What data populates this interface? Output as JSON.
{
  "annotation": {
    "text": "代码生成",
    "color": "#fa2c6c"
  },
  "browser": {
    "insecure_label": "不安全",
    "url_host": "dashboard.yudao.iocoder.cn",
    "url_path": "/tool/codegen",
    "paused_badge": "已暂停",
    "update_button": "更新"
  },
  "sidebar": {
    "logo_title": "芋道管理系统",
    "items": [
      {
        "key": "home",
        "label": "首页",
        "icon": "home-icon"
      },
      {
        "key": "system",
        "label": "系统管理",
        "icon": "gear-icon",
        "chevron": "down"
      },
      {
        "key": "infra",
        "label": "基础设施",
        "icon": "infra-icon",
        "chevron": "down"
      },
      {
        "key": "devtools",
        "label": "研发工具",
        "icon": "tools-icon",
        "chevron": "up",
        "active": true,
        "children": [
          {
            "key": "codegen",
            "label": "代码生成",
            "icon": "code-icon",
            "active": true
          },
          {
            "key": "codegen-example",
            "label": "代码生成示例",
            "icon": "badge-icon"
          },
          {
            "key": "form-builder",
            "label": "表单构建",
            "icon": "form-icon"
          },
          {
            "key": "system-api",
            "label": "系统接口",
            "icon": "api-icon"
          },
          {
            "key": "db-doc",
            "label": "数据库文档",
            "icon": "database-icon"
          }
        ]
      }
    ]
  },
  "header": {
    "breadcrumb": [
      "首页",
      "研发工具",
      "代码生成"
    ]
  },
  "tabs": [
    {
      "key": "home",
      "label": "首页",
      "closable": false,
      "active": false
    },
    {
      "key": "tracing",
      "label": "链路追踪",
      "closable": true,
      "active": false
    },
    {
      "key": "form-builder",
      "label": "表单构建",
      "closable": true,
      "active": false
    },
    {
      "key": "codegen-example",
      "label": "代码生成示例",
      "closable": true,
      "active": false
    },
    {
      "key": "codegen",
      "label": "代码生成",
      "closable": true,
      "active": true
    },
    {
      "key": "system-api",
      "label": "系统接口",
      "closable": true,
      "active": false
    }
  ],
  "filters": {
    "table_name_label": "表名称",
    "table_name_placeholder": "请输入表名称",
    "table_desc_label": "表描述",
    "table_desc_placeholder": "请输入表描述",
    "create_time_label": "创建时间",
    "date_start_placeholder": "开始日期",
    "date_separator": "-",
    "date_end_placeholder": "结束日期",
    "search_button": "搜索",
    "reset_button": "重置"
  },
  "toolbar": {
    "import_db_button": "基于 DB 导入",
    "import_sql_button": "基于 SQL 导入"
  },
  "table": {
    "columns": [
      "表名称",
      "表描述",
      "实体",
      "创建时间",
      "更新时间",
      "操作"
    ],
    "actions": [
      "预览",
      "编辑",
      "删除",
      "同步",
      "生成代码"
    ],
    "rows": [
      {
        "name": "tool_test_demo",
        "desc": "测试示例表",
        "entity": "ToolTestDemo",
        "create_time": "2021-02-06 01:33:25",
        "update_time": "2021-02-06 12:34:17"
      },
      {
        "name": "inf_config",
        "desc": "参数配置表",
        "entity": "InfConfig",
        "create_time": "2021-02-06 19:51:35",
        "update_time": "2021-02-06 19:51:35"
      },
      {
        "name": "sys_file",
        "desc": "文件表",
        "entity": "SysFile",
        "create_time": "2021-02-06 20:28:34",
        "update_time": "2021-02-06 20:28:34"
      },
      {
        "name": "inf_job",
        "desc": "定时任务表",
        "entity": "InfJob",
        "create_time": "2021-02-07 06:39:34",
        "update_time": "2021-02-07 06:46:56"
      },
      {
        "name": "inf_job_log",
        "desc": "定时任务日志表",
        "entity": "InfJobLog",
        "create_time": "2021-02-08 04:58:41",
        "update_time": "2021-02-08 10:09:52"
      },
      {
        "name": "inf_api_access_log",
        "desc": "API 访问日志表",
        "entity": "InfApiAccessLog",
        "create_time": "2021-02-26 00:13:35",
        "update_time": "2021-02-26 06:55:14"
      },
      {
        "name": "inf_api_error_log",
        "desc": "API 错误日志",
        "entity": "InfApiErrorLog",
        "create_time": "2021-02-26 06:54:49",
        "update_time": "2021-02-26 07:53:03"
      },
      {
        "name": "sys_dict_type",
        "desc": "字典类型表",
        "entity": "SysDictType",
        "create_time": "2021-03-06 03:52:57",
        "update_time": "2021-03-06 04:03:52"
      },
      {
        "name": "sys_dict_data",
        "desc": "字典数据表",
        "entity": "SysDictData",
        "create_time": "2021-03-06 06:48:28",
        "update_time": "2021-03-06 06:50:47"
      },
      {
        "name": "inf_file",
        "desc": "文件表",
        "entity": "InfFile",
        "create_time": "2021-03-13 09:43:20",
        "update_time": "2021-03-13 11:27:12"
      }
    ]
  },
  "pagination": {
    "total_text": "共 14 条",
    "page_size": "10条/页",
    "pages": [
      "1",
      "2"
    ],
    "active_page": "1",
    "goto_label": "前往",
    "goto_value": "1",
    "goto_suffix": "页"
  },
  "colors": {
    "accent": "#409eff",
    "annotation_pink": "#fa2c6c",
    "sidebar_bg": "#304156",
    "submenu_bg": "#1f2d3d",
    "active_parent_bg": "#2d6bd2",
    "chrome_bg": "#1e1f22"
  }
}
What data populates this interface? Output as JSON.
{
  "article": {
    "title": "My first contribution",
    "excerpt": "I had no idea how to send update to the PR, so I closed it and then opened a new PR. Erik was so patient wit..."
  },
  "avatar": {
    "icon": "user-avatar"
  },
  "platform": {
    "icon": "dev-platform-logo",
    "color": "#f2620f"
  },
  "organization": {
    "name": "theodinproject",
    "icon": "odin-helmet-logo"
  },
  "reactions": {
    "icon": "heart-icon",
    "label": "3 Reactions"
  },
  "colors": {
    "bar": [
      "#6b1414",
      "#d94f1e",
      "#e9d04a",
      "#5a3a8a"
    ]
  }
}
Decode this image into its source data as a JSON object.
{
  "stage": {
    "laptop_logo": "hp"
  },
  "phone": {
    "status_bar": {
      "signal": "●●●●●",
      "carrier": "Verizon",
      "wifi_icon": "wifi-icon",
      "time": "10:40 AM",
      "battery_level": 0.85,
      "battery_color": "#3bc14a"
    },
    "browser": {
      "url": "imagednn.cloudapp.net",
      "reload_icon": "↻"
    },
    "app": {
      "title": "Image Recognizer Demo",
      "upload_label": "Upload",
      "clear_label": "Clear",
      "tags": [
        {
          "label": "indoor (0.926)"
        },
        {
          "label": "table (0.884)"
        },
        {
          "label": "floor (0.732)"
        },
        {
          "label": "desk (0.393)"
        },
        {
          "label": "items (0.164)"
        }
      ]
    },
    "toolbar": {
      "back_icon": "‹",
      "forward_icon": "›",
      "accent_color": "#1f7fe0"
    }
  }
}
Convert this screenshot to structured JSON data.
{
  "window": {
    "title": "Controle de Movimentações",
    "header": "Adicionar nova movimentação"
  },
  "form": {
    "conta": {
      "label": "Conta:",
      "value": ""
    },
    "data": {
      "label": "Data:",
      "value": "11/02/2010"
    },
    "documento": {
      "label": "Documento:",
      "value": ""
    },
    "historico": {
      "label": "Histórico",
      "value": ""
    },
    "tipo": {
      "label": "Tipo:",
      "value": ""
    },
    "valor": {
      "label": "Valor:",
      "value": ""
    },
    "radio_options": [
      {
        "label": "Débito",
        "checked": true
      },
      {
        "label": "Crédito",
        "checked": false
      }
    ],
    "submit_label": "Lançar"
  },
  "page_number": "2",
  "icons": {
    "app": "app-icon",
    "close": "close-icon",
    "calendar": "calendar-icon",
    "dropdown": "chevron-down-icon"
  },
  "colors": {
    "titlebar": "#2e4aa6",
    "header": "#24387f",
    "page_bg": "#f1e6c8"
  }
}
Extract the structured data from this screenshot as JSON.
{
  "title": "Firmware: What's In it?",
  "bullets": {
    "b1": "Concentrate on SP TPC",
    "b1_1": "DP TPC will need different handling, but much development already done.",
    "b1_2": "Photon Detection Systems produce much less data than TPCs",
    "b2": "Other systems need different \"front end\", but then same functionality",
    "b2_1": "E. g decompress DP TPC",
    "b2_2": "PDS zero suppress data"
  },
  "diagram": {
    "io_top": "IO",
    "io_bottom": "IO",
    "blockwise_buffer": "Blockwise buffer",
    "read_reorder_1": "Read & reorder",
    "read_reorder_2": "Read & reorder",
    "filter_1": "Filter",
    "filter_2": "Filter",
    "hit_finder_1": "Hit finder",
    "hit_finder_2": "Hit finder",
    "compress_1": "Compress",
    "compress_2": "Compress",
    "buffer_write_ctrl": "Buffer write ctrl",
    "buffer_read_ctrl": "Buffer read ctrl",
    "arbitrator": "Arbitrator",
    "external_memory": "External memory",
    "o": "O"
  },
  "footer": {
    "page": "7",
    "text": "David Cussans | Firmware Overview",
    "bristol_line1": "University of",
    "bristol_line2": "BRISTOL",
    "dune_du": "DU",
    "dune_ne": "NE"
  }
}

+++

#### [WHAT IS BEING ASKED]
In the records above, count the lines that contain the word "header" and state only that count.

#### [ANSWER SPACE]
3